-- PROBLEM TO SOLVE --
Return every record exactly as it appears. Leave nothing out.

-- Dataset rows for apps and sites --
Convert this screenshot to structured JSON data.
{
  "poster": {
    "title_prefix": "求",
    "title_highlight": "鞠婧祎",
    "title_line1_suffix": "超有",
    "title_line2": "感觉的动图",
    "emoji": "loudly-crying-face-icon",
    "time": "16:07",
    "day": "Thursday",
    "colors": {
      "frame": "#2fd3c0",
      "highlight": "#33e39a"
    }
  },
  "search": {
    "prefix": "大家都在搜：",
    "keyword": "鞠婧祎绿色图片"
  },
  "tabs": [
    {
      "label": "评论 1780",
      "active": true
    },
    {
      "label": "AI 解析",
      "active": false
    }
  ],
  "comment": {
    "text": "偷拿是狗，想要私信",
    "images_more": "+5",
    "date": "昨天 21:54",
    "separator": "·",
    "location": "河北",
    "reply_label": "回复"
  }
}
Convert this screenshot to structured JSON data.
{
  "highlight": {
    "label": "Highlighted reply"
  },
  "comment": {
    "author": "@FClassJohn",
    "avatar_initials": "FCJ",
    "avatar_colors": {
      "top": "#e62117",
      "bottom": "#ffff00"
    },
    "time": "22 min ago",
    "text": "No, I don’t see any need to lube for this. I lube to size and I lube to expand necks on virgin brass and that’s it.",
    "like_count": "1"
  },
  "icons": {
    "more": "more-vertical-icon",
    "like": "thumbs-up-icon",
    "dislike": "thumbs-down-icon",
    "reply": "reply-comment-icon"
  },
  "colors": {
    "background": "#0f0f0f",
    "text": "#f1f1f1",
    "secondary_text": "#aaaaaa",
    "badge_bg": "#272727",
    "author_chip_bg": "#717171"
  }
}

-- ANSWER TO THIS EXERCISE --
Convert this screenshot to structured JSON data.
{
  "poster": {
    "title_prefix": "求",
    "title_highlight": "鞠婧祎",
    "title_line1_suffix": "超有",
    "title_line2": "感觉的动图",
    "emoji": "loudly-crying-face-icon",
    "time": "16:07",
    "day": "Thursday",
    "colors": {
      "frame": "#2fd3c0",
      "highlight": "#33e39a"
    }
  },
  "search": {
    "prefix": "大家都在搜：",
    "keyword": "鞠婧祎绿色图片"
  },
  "tabs": [
    {
      "label": "评论 1780",
      "active": true
    },
    {
      "label": "AI 解析",
      "active": false
    }
  ],
  "comment": {
    "text": "偷拿是狗，想要私信",
    "images_more": "+5",
    "date": "昨天 21:54",
    "separator": "·",
    "location": "河北",
    "reply_label": "回复"
  }
}
Convert this screenshot to structured JSON data.
{
  "highlight": {
    "label": "Highlighted reply"
  },
  "comment": {
    "author": "@FClassJohn",
    "avatar_initials": "FCJ",
    "avatar_colors": {
      "top": "#e62117",
      "bottom": "#ffff00"
    },
    "time": "22 min ago",
    "text": "No, I don’t see any need to lube for this. I lube to size and I lube to expand necks on virgin brass and that’s it.",
    "like_count": "1"
  },
  "icons": {
    "more": "more-vertical-icon",
    "like": "thumbs-up-icon",
    "dislike": "thumbs-down-icon",
    "reply": "reply-comment-icon"
  },
  "colors": {
    "background": "#0f0f0f",
    "text": "#f1f1f1",
    "secondary_text": "#aaaaaa",
    "badge_bg": "#272727",
    "author_chip_bg": "#717171"
  }
}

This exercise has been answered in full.